It’s lunch time and Fatou Yalindiaye’s family is gathered around a pot of cowpea stew. There’s more than enough for everyone—even for the neighbors who have dropped by for a visit. This isn’t something the 53-year-old farmer from Kel, Senegal, who has lived through harvest shortfalls, takes for granted.
“We used to produce 1 to 1.5 tons [of the older cowpea variety] but with a shorter rainy season that often comes late, we would harvest only about 800 kilograms,” Fatou recalls. “With the older varieties that we were using, we didn’t even bother adding fertilizer because the rains didn’t last long enough for anything to grow. There wasn’t even enough to feed the livestock.”
In Senegal, which has been designated as a “center of specialization for dry cereals,” WAAPP has worked with the Regional Study Center for the Improvement of Drought Adaptation (CERAAS) of the Senegalese Agricultural Research Institute (ISRA) to develop and distribute 14 high-yielding, early-maturing and drought-resistant varieties of dry cereals such as sorghum, millet, groundnuts and cowpeas.
Local cooperatives are contributing, by engaging their members to multiply seeds so that high-quality seeds will be available to more farmers. Farmers are incentivized with the opportunity to sell their certified seeds back to the co-op for higher than market prices. To date, seven climate-smart dry cereal varieties have been released to more than 250,000 farmers in 13 WAAPP countries, including Senegal.
“The World Bank’s collaboration with Senegal, under the WAAPP program, is helping 423,000 Senegalese farmers produce more food and become more resilient to climate shocks,” explains Aifa Niane Ndoye, Senior Agricultural Economist with the World Bank’s Agriculture Global Practice. “Climate-smart interventions are already showing strong results—despite a rainy season that began in August instead of June, and a rainfall of only 250 millimeters instead of the usual 500 millimeters, registered yields in 2014 were high for sorghum and millet. For sorghum, there was an increase of more than 100%: yields were 1.7 tons per hectare against the national average yield of .8 tons per hectare.”

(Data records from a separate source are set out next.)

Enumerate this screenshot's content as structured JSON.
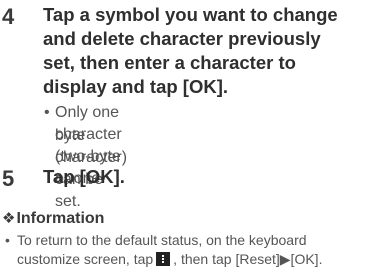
{
  "step4": {
    "number": "4",
    "lines": [
      "Tap a symbol you want to change",
      "and delete character previously",
      "set, then enter a character to",
      "display and tap [OK]."
    ],
    "bullet_lines": [
      "Only one character (two-byte or one-",
      "byte character) can be set."
    ]
  },
  "step5": {
    "number": "5",
    "title": "Tap [OK]."
  },
  "information": {
    "heading": "Information",
    "text_before_icon": "customize screen, tap",
    "text_after_icon": ", then tap [Reset]▶[OK].",
    "first_line": "To return to the default status, on the keyboard",
    "icon": "menu-icon"
  }
}
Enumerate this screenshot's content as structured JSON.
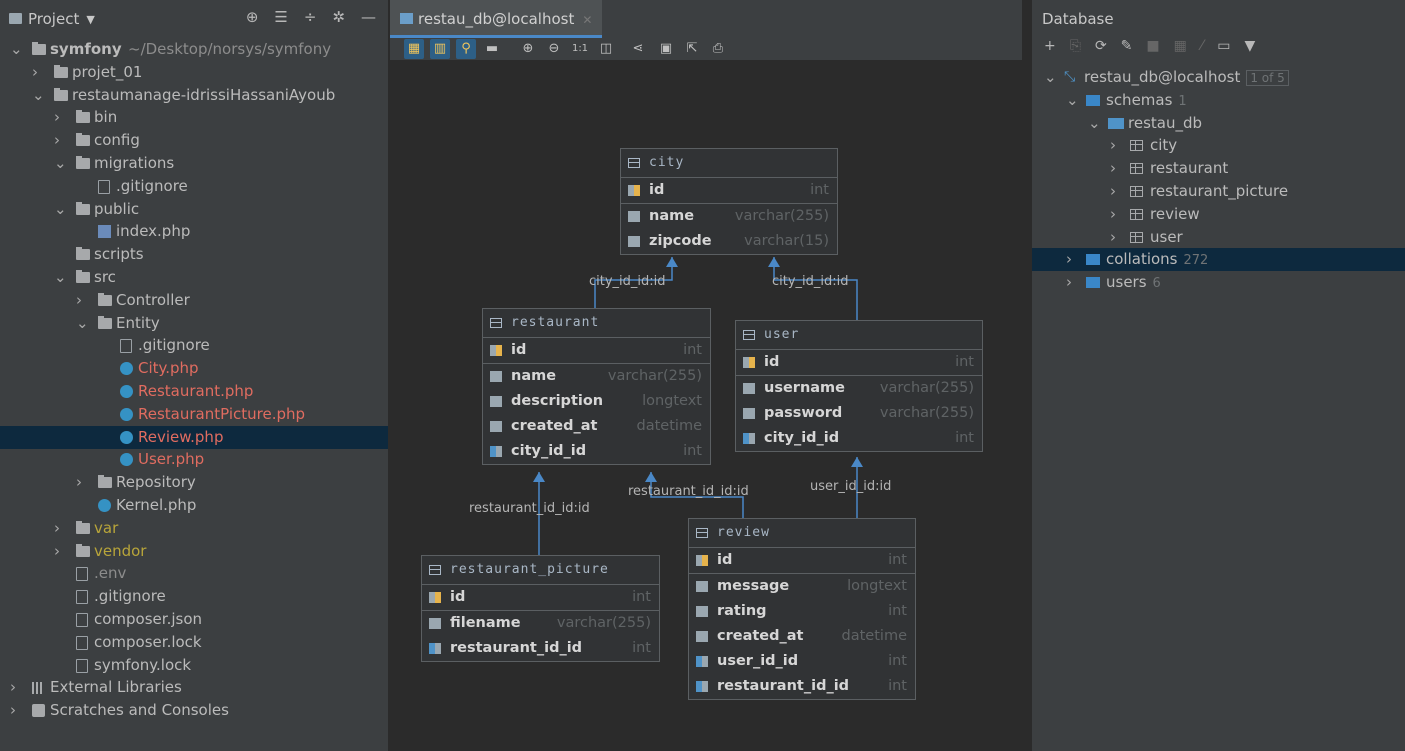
{
  "project": {
    "title": "Project",
    "tree": [
      {
        "label": "symfony",
        "suffix": "~/Desktop/norsys/symfony",
        "level": 0,
        "expanded": true,
        "icon": "folder",
        "bold": true
      },
      {
        "label": "projet_01",
        "level": 1,
        "expanded": false,
        "icon": "folder"
      },
      {
        "label": "restaumanage-idrissiHassaniAyoub",
        "level": 1,
        "expanded": true,
        "icon": "folder"
      },
      {
        "label": "bin",
        "level": 2,
        "expanded": false,
        "icon": "folder"
      },
      {
        "label": "config",
        "level": 2,
        "expanded": false,
        "icon": "folder"
      },
      {
        "label": "migrations",
        "level": 2,
        "expanded": true,
        "icon": "folder"
      },
      {
        "label": ".gitignore",
        "level": 3,
        "icon": "file"
      },
      {
        "label": "public",
        "level": 2,
        "expanded": true,
        "icon": "folder"
      },
      {
        "label": "index.php",
        "level": 3,
        "icon": "php"
      },
      {
        "label": "scripts",
        "level": 2,
        "icon": "folder"
      },
      {
        "label": "src",
        "level": 2,
        "expanded": true,
        "icon": "folder"
      },
      {
        "label": "Controller",
        "level": 3,
        "expanded": false,
        "icon": "folder"
      },
      {
        "label": "Entity",
        "level": 3,
        "expanded": true,
        "icon": "folder"
      },
      {
        "label": ".gitignore",
        "level": 4,
        "icon": "file"
      },
      {
        "label": "City.php",
        "level": 4,
        "icon": "class",
        "color": "red"
      },
      {
        "label": "Restaurant.php",
        "level": 4,
        "icon": "class",
        "color": "red"
      },
      {
        "label": "RestaurantPicture.php",
        "level": 4,
        "icon": "class",
        "color": "red"
      },
      {
        "label": "Review.php",
        "level": 4,
        "icon": "class",
        "color": "red",
        "selected": true
      },
      {
        "label": "User.php",
        "level": 4,
        "icon": "class",
        "color": "red"
      },
      {
        "label": "Repository",
        "level": 3,
        "expanded": false,
        "icon": "folder"
      },
      {
        "label": "Kernel.php",
        "level": 3,
        "icon": "class"
      },
      {
        "label": "var",
        "level": 2,
        "expanded": false,
        "icon": "folder",
        "color": "olive"
      },
      {
        "label": "vendor",
        "level": 2,
        "expanded": false,
        "icon": "folder",
        "color": "olive"
      },
      {
        "label": ".env",
        "level": 2,
        "icon": "file",
        "color": "gray"
      },
      {
        "label": ".gitignore",
        "level": 2,
        "icon": "file"
      },
      {
        "label": "composer.json",
        "level": 2,
        "icon": "file"
      },
      {
        "label": "composer.lock",
        "level": 2,
        "icon": "file"
      },
      {
        "label": "symfony.lock",
        "level": 2,
        "icon": "file"
      },
      {
        "label": "External Libraries",
        "level": 0,
        "expanded": false,
        "icon": "lib"
      },
      {
        "label": "Scratches and Consoles",
        "level": 0,
        "expanded": false,
        "icon": "scratch"
      }
    ]
  },
  "editor": {
    "tab_label": "restau_db@localhost",
    "toolbar_zoom": "1:1",
    "tables": [
      {
        "name": "city",
        "columns": [
          {
            "name": "id",
            "type": "int",
            "kind": "key"
          },
          {
            "name": "name",
            "type": "varchar(255)",
            "kind": "col"
          },
          {
            "name": "zipcode",
            "type": "varchar(15)",
            "kind": "col"
          }
        ]
      },
      {
        "name": "restaurant",
        "columns": [
          {
            "name": "id",
            "type": "int",
            "kind": "key"
          },
          {
            "name": "name",
            "type": "varchar(255)",
            "kind": "col"
          },
          {
            "name": "description",
            "type": "longtext",
            "kind": "col"
          },
          {
            "name": "created_at",
            "type": "datetime",
            "kind": "col"
          },
          {
            "name": "city_id_id",
            "type": "int",
            "kind": "fk"
          }
        ]
      },
      {
        "name": "user",
        "columns": [
          {
            "name": "id",
            "type": "int",
            "kind": "key"
          },
          {
            "name": "username",
            "type": "varchar(255)",
            "kind": "col"
          },
          {
            "name": "password",
            "type": "varchar(255)",
            "kind": "col"
          },
          {
            "name": "city_id_id",
            "type": "int",
            "kind": "fk"
          }
        ]
      },
      {
        "name": "restaurant_picture",
        "columns": [
          {
            "name": "id",
            "type": "int",
            "kind": "key"
          },
          {
            "name": "filename",
            "type": "varchar(255)",
            "kind": "col"
          },
          {
            "name": "restaurant_id_id",
            "type": "int",
            "kind": "fk"
          }
        ]
      },
      {
        "name": "review",
        "columns": [
          {
            "name": "id",
            "type": "int",
            "kind": "key"
          },
          {
            "name": "message",
            "type": "longtext",
            "kind": "col"
          },
          {
            "name": "rating",
            "type": "int",
            "kind": "col"
          },
          {
            "name": "created_at",
            "type": "datetime",
            "kind": "col"
          },
          {
            "name": "user_id_id",
            "type": "int",
            "kind": "fk"
          },
          {
            "name": "restaurant_id_id",
            "type": "int",
            "kind": "fk"
          }
        ]
      }
    ],
    "relations": [
      "city_id_id:id",
      "city_id_id:id",
      "restaurant_id_id:id",
      "restaurant_id_id:id",
      "user_id_id:id"
    ]
  },
  "database": {
    "title": "Database",
    "tree": [
      {
        "label": "restau_db@localhost",
        "badge": "1 of 5",
        "level": 0,
        "icon": "conn",
        "expanded": true
      },
      {
        "label": "schemas",
        "count": "1",
        "level": 1,
        "icon": "dbfolder",
        "expanded": true
      },
      {
        "label": "restau_db",
        "level": 2,
        "icon": "schema",
        "expanded": true
      },
      {
        "label": "city",
        "level": 3,
        "icon": "table",
        "expanded": false
      },
      {
        "label": "restaurant",
        "level": 3,
        "icon": "table",
        "expanded": false
      },
      {
        "label": "restaurant_picture",
        "level": 3,
        "icon": "table",
        "expanded": false
      },
      {
        "label": "review",
        "level": 3,
        "icon": "table",
        "expanded": false
      },
      {
        "label": "user",
        "level": 3,
        "icon": "table",
        "expanded": false
      },
      {
        "label": "collations",
        "count": "272",
        "level": 1,
        "icon": "dbfolder",
        "expanded": false,
        "selected": true
      },
      {
        "label": "users",
        "count": "6",
        "level": 1,
        "icon": "dbfolder",
        "expanded": false
      }
    ]
  }
}
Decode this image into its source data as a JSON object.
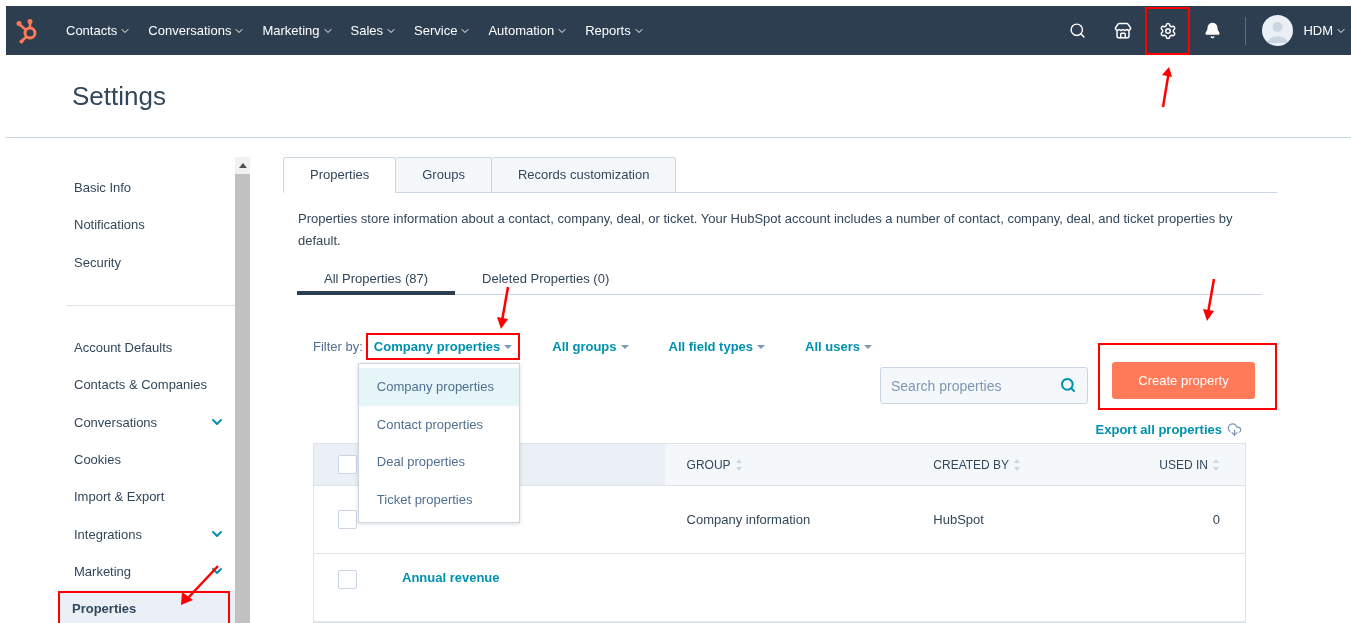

While traditional varieties needed plenty of rain and at least 120 days to mature, improved varieties such as "Faourou" (sorghum) and "Gawane" (millet) require less than 110 days to mature and can thrive even during two to three week stretches of no rain. The new varieties also have the potential to produce between 1.5 to 3 tons per hectare. This is a significant increase when compared to the .5 to 1 tons per hectare that local, non-certified varieties typically yield.
The new varieties have increased productivity by an average of 30%--even as West Africa has experienced less and more erratic rainfall. Farmers like Fatou are counting on the new crop varieties to help ensure that no matter how much or how little rain falls, her family won’t go hungry. After planting the new "Melakh" variety, she observed that unlike in past years, “We [now] also have a surplus at home to feed our family and our livestock. On top of that, the flavor is excellent.” The new varieties are also nutritious, with higher protein and calcium content.
Farmers benefit from climate-smart techniques and technologies
New varieties are just part of the package. With WAAPP support, agricultural trainers or ‘extension workers’ are providing cooperatives with climate-smart agriculture tools and training.
In the fertile Senegal River valley, farmers have been trained on the System of Rice Intensification (SRI) technique and are using compost, applying organic instead of mineral fertilizer, and planting 20 instead of 60 kilograms of rice seed per hectare. They’re spending less on seeds and inputs, helping to mitigate climate change by lowering greenhouse gas emissions, and reaping bigger harvests.
WAAPP is also developing and disseminating approaches to help farmers deal with climate change-induced shocks and manage land more sustainably. Two approaches to fight "striga," a weed that has spread due to higher temperatures and is particularly deadly to millet and cowpea, have been developed and distributed to farmers. WAAPP has also supported farmers’ efforts to practice sustainable land management techniques such as agroforestry.
The future of food in West Africa is climate-smart
Senegal and other WAAPP countries are showing one way climate-smart agriculture can be implemented, with contributions from scientists, cooperatives and extension workers. Climate-smart agriculture is not just central to building a sustainable food system, it’s important to the futures of farmers like Fatou: “We need to be able to respond to our needs. We have to take care of our children and assure that there is enough food… because times are hard and uncertain.”